" With Bibles everywhere, we can lose the sense that Scripture readings are precious words dripped from God's mouth. Jewish rabbis used to put a drop of honey on the holy books held by young Jewish students to remind them of how sweet the word of God is, like honey on our lips. Muslim friends wash their hands before they touch the Koran. There is something to be said for remembering how precious the Story is. As you read the gospel aloud this year (in morning prayer, before a meal), consider standing on your feet and recognizing that this is not just someone reading a newspaper headline or a poem; this is God's word, speaking directly to us. Another practice might be to sing an Alleluia chorus before and after you read aloud a passage of the gospel. (Alleluia is the Latin version of the Greek word allelouia, an expression of praise and joy that, in turn, comes from the Hebrew Hallelujah for "praise the Lord".) Maybe even consider putting a drop of honey on your children's Bible as you read to them."
Common Prayer: A Liturgy For Ordinary Radicals, p. 68
How does your time reading scripture differ from your time reading other literature? I used to go about it very much the same, sitting in the same chair as I read my fiction novels and magazines, opening it up in the very same way and just plodding through, reading every word with interest, but not really recognizing it, in practice, as anything different than anything else I read.
I have personally made it a practice to light incense and or/a candle before reading Scripture. And many times (this is more frequent when my children are not home) I will start off in preparing my heart by practicing 15-20 minutes of meditation.
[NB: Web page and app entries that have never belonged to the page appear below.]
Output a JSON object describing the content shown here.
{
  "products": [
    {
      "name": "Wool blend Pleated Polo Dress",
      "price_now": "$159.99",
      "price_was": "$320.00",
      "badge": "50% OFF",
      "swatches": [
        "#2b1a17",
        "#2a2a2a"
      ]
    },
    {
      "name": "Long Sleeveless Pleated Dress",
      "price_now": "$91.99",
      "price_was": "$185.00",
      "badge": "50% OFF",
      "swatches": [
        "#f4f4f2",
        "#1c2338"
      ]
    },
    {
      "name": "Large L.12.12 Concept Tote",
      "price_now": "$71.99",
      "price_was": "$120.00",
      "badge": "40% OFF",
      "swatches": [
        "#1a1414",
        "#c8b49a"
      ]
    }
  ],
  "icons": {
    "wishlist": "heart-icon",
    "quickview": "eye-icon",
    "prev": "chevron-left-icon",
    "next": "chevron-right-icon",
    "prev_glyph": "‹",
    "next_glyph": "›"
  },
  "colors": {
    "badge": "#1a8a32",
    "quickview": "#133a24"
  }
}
It helps clear my thoughts and open my heart to God. Sometimes, especially if I don't have the time or the privacy for silent meditation I will say the Jesus prayer, " Lord Jesus, Son of God, have mercy on me, a sinner.", repeatedly. When I let my mind and heart dwell on these precious words, pregnant with truth, it really helps me open up to the Scriptures with a renewed sense of expectancy and eagerness. Sometimes I'll say the Lord's Prayer or sing a hymn (that's definitely something I do when nobody is around...nobody needs to hear me sing!).
I definitely have found that prayer, meditation, a hymn sung, are all great ways in helping one clear the mind from distractions and start to focus on the truths of God, opening oneself to experiencing God's presence in more and more ways, and opening the gate that leads the heart to more insights and truths in God through the whispers of the Spirit to the soul, an occurrence that is a blessing one receives from reading Scripture. God does not deny the seeking heart, He always answers when we call. But I've found that it is especially helpful to fine tune the ears of my heart to hear those answers, and I've learned to do it through the ways mentioned. Such ways also show a distinction between reading Scripture and reading other non-sacred texts.
Do you have any way that you've made your Scripture time different and unique from the time you read other things? Are there ways that help you define that time as sacred? As a time being alone with God and receiving the spiritual manna all of our souls hunger for? If so...please share!